This twisty spy meller from Ridley Scott (American Gangster) is top-lined by Leonardo DiCaprio (Blood Diamond) and a burly Russell Crowe, in his fourth outing with Scott.
Body of Lies has an intriguing premise for a well-paced insider account of the CIA that makes it seem like an updating of Tony Scott's Spy Game.
Scott teams with writer William Monahan again (last in Kingdom of Heaven) for precision and something timely about the importance of information or person-to-person contact in today's post 9/11 world.

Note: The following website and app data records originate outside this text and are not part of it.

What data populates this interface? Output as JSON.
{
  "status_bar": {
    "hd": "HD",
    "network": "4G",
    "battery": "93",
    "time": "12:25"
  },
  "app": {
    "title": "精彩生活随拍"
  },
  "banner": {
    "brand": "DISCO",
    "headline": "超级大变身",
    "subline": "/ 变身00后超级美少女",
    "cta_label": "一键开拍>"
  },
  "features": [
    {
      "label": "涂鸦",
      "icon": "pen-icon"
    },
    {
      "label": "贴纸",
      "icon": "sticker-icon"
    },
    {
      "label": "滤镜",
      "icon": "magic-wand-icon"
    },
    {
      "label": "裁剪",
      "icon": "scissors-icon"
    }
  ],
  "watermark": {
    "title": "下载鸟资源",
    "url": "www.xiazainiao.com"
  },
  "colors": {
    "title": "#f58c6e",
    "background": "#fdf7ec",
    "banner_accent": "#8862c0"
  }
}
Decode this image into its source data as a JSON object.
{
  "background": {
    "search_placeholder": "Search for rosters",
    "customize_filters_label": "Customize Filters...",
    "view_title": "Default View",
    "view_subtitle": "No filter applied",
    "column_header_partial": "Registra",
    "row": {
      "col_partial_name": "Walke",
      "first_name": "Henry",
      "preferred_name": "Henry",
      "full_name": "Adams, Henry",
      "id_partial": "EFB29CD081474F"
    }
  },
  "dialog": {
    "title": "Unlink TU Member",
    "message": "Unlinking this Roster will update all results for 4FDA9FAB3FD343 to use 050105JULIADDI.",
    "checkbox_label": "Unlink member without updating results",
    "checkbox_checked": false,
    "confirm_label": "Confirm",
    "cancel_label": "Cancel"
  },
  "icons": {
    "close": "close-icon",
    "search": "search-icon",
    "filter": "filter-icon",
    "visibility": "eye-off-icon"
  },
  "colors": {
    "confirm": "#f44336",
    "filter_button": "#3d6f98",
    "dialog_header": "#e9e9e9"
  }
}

DiCaprio fills his brash agent Roger Ferris with love for adventure working out of the Middle East; Crowe is the crafty veteran Ed Hoffman in regular conversation with Ferris to implement strategies of highest national interest. Our democracy is quite vulnerable to something like a fictitious organization as potent as the real group headed by the enigmatic Al-Saleem (Alon Aboutboul).
The perception of loyalty shifts often in Body of Lies as Monahan derives much edge and grit from novelist/veteran journalist, now Washington Post columnist and editor David Ignatius. Eventually, with chases, explosions, and shoot-outs at regular intervals, the deadly ruses, mostly planned by Hoffman, has the ferreting Ferris dealing with a moral crisis.
The picture may be more of a procedural than an expose of hot-button issues as it globetrots with much efficiency far less complex than the more intriguing Syriana. The handling of information instead of the magnitude of force and technology in the rough-and-tumble sides of the intelligence circles helps propel this even-handed look. Unfortunately, it succumbs to what is necessary in an action film these days and counters what a cell-phone conversation had prevailing for it. Still, some will like the pragmatic, subtle dissemination going for the espionage which has changed from the Cold War era.
As in the aforementioned Kingdom of Heaven and his bravura Black Hawk Down, Scott likes to dissect the turbulence between the Arabs and the West on the sociopolitical front. DiCaprio offers much determination as one (fluent in Arabic) who must fight between much cloak and daggers, reminiscient of some of his gritty work in The Departed. Golshifteh Farahani is lively as a caring nurse and Mark Strong is quite cultivated as Hani Salaam, a top Jordan spy who begins to figure out what Ferris and Hoffman are up to. And, Simon McBurney is good as the computer geek out to make Ali Suliman's Omar Sadiki part of the plan against Al-Saleem.
Russell Crowe literally phones in his performance, though only having less than a handleful of scenes together with DiCaprio doesn't bring much weight to his part as his looks suggest. The phone conversations become more tedious than adept to a thriller which hinges on vulnerability and betrayal.
Body of Lies gets into comprehending "the enemy" without too much detachment with numerous title cards. Yet, it never unfolds with an authenticity as it relies on individuality while promoting a visceral, sometimes exciting visual quality with Morocco substituting mostly for its variety of locations.